Nobody’s perfect, and neither are markets. Investors often bid up the value of high-growth companies obviously benefiting from disruptive digital transformation trends. But they may overlook what we call hidden gems: business units or offerings benefiting from those trends but obscured by a larger whole.
As activist investors increasingly focus on technology to find the kind of opportunities hidden gems represent, it becomes more important for technology executives to identify them first.
Our hidden gem report identifies three distinct types:
- Geodes (sparkly gems inside dull exterior stones): companies with enabling technologies that suddenly have much bigger market opportunities as a direct implication of cloud solutions and the ability to store, manage and analyze much larger data sets.
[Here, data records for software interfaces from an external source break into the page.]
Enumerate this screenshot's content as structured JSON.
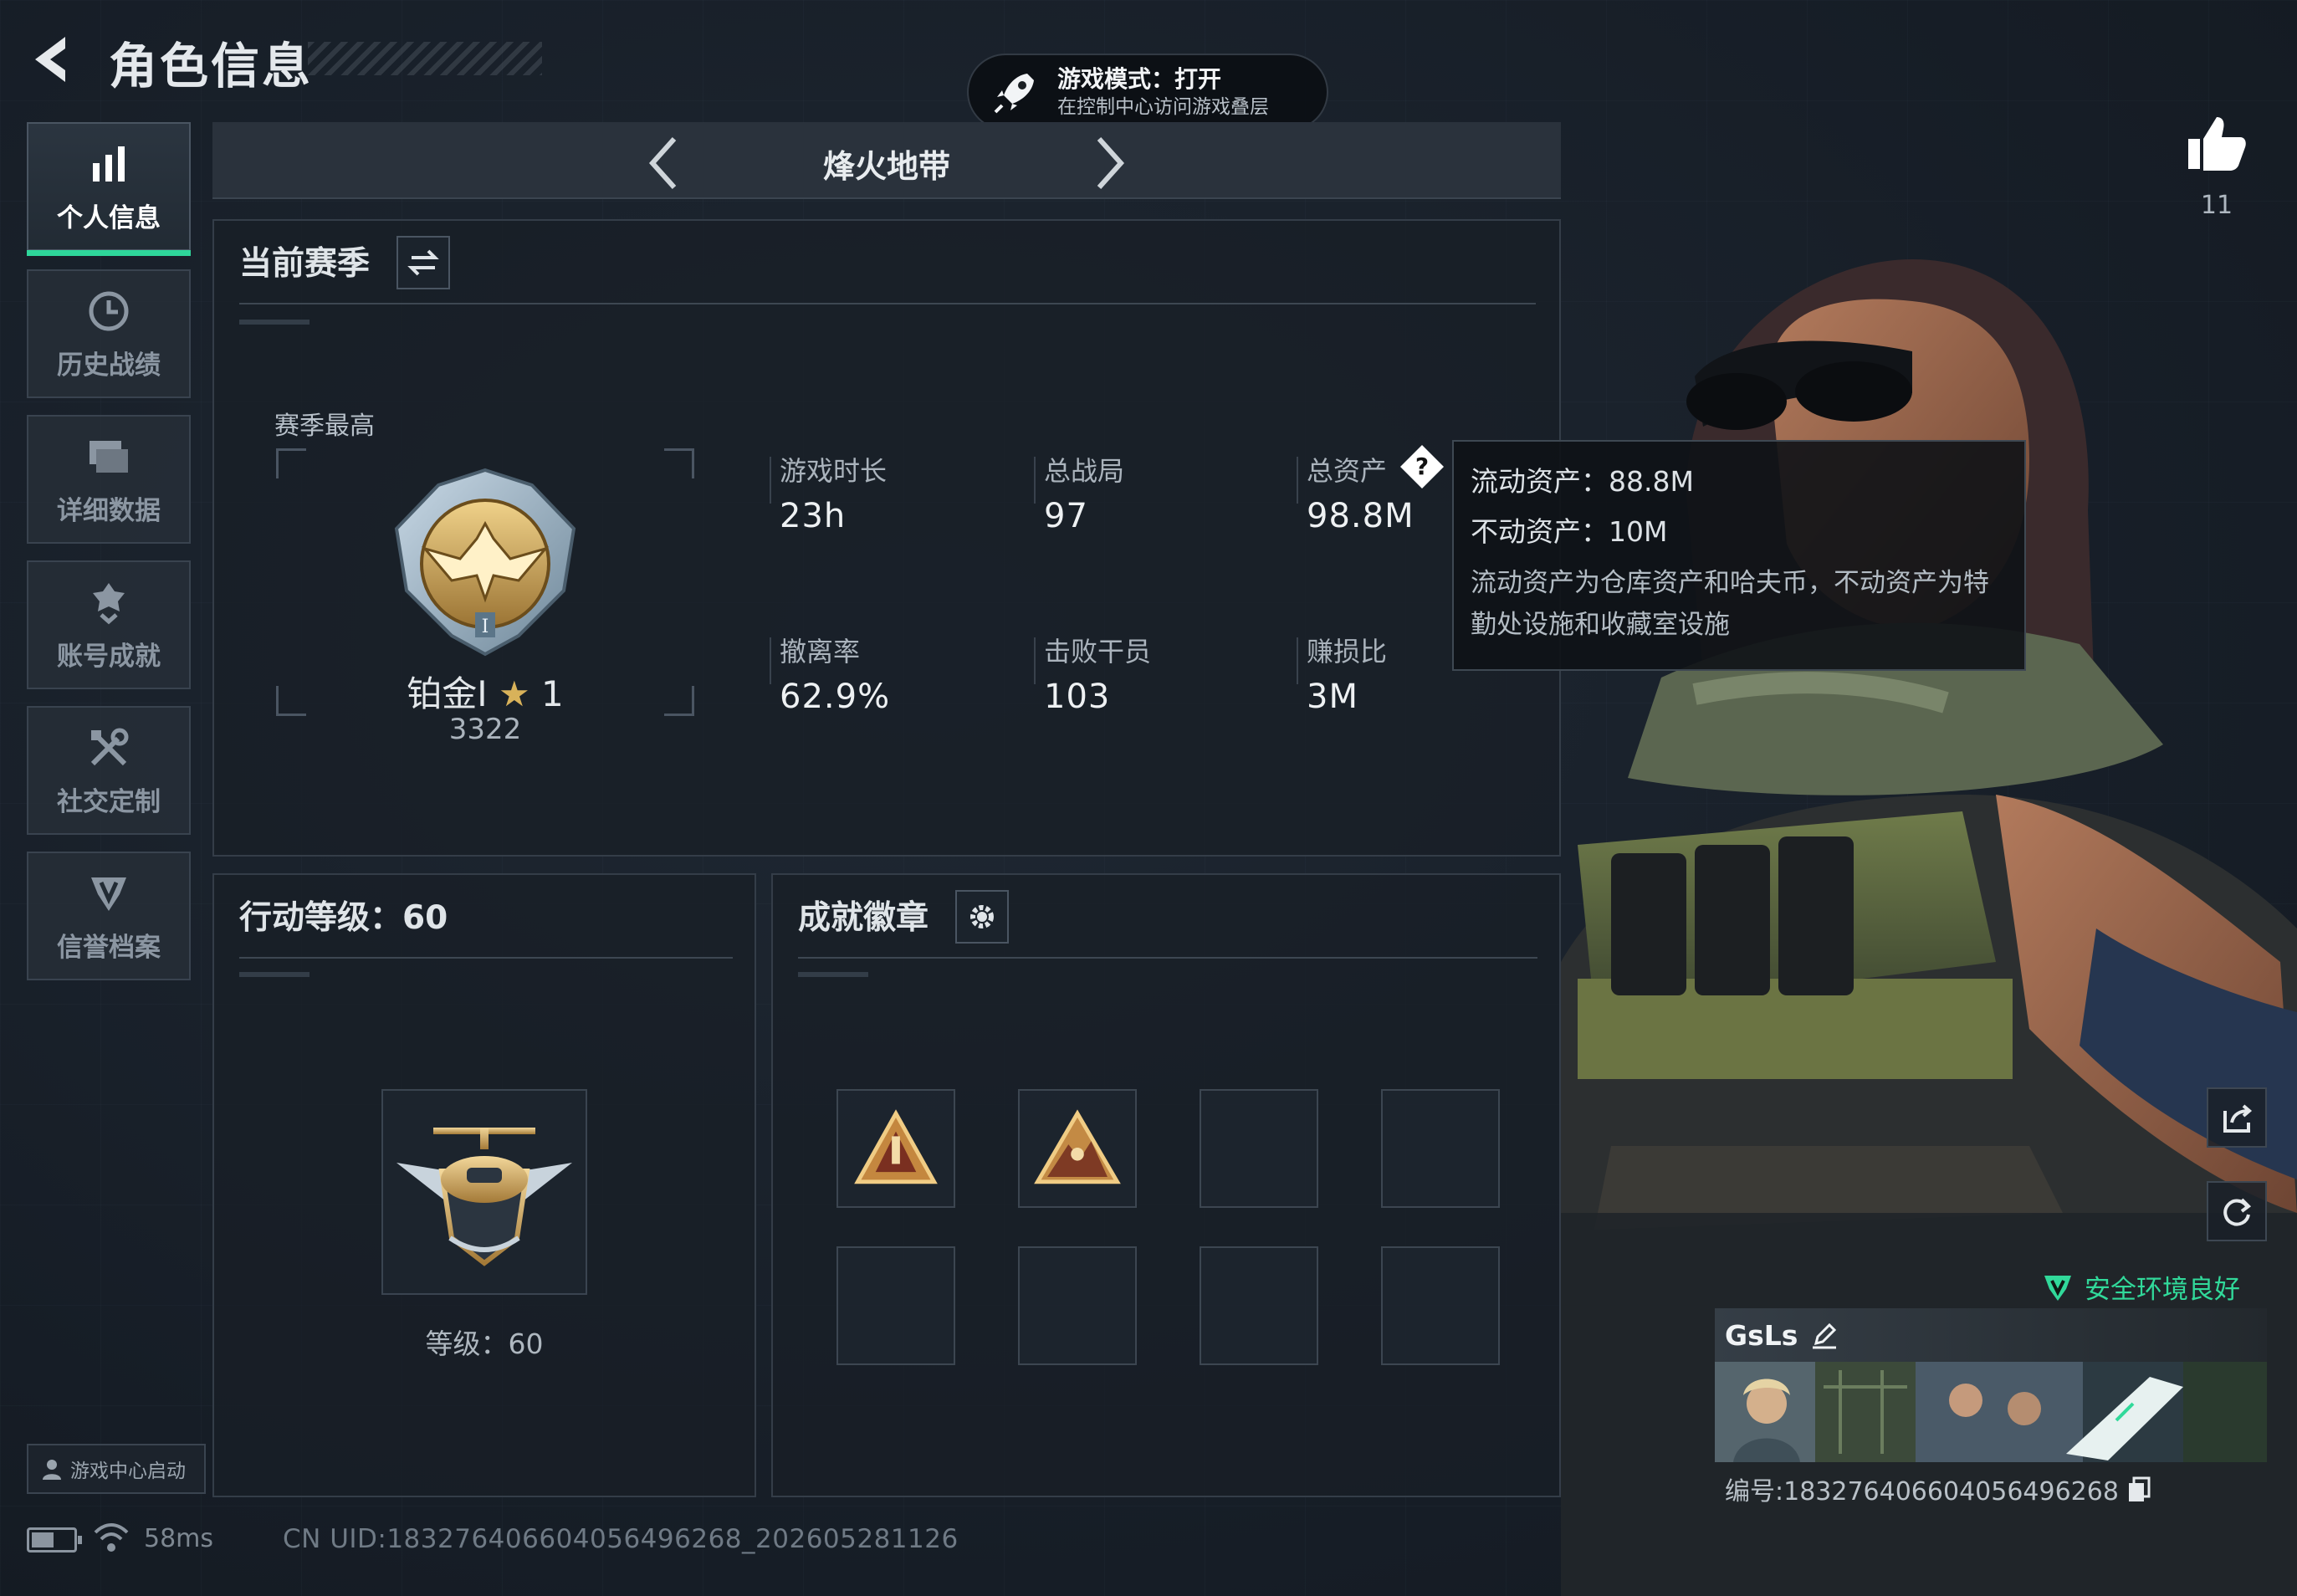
{
  "header": {
    "title": "角色信息"
  },
  "toast": {
    "title": "游戏模式：打开",
    "subtitle": "在控制中心访问游戏叠层"
  },
  "sidebar": {
    "items": [
      {
        "label": "个人信息",
        "icon": "bar-chart-icon",
        "active": true
      },
      {
        "label": "历史战绩",
        "icon": "history-clock-icon"
      },
      {
        "label": "详细数据",
        "icon": "folder-stack-icon"
      },
      {
        "label": "账号成就",
        "icon": "achievement-medal-icon"
      },
      {
        "label": "社交定制",
        "icon": "tools-icon"
      },
      {
        "label": "信誉档案",
        "icon": "shield-badge-icon"
      }
    ],
    "launch_label": "游戏中心启动"
  },
  "mode": {
    "title": "烽火地带"
  },
  "season": {
    "title": "当前赛季",
    "best_label": "赛季最高",
    "rank_name": "铂金I",
    "rank_stars": "1",
    "rank_score": "3322",
    "stats": [
      {
        "label": "游戏时长",
        "value": "23h"
      },
      {
        "label": "总战局",
        "value": "97"
      },
      {
        "label": "总资产",
        "value": "98.8M"
      },
      {
        "label": "撤离率",
        "value": "62.9%"
      },
      {
        "label": "击败干员",
        "value": "103"
      },
      {
        "label": "赚损比",
        "value": "3M"
      }
    ]
  },
  "tooltip": {
    "liquid": "流动资产：88.8M",
    "fixed": "不动资产：10M",
    "note": "流动资产为仓库资产和哈夫币，不动资产为特勤处设施和收藏室设施"
  },
  "level": {
    "title": "行动等级：60",
    "label": "等级：60",
    "value": 60
  },
  "badges": {
    "title": "成就徽章",
    "slots_filled": 2,
    "slots_total": 8
  },
  "profile": {
    "likes": "11",
    "safe_text": "安全环境良好",
    "name": "GsLs",
    "id_text": "编号:18327640660405649626​8"
  },
  "footer": {
    "battery_level": 0.55,
    "ping": "58ms",
    "uid": "CN UID:18327640660405649626​8_202605281126"
  },
  "colors": {
    "accent": "#2ed69a",
    "panel_bg": "#181f27",
    "gold": "#c9a25a"
  }
}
- Sapphires (gems made more valuable by small elements within the larger mineral structure): companies in which management is proactively transforming but the market doesn’t see it yet. Sapphires may have enterprise value hidden in a division whose revenue is small compared to the whole — but is growing at a faster pace.
- Rubies (gems in the red because of elemental impurities): companies containing diverse business units that have been slower to adjust to disruptive technologies. Separating a ruby’s business units allows natural buyers to emerge for each — potential acquirers who would not consider the “unified” business as a target.
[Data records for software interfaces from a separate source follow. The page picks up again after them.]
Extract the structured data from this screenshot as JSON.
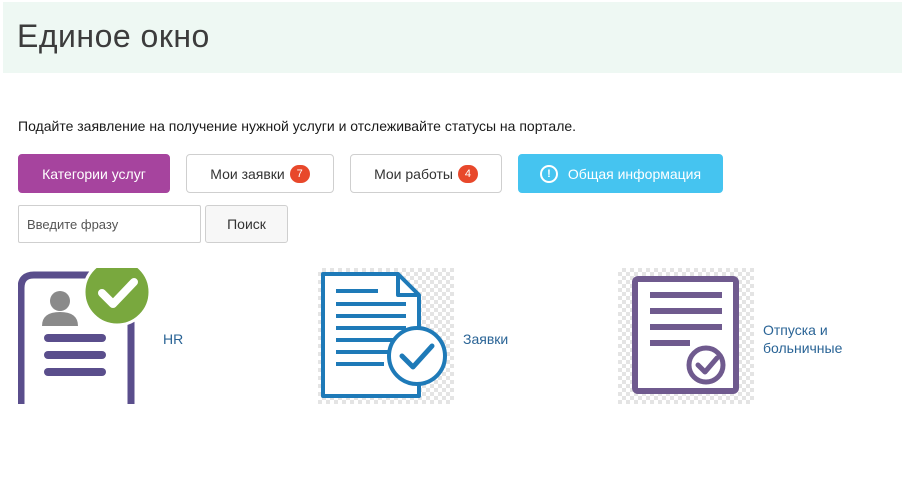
{
  "header": {
    "title": "Единое окно"
  },
  "intro_text": "Подайте заявление на получение нужной услуги и отслеживайте статусы на портале.",
  "actions": {
    "categories_label": "Категории услуг",
    "my_requests_label": "Мои заявки",
    "my_requests_count": "7",
    "my_works_label": "Мои работы",
    "my_works_count": "4",
    "general_info_label": "Общая информация"
  },
  "search": {
    "placeholder": "Введите фразу",
    "value": "",
    "button_label": "Поиск"
  },
  "tiles": [
    {
      "label": "HR",
      "icon": "hr-profile-check-icon"
    },
    {
      "label": "Заявки",
      "icon": "document-check-icon"
    },
    {
      "label_line1": "Отпуска и",
      "label_line2": "больничные",
      "icon": "vacation-document-check-icon"
    }
  ],
  "colors": {
    "header_bg": "#eef8f3",
    "primary_purple": "#a6449e",
    "info_blue": "#45c4f0",
    "badge_red": "#e8482b",
    "link_blue": "#2a6496",
    "hr_icon_purple": "#5a4e8c",
    "hr_icon_green": "#79a83e",
    "requests_icon_blue": "#1e7ab8",
    "vacation_icon_purple": "#6f5a8e"
  }
}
But finding your hidden gem may be the easy part. The bigger challenge likely is the process of change and consensus required for boards and management teams to figure out how to unlock their hidden value. Download our drill-down Top of Mind report, Hunting for hidden gems.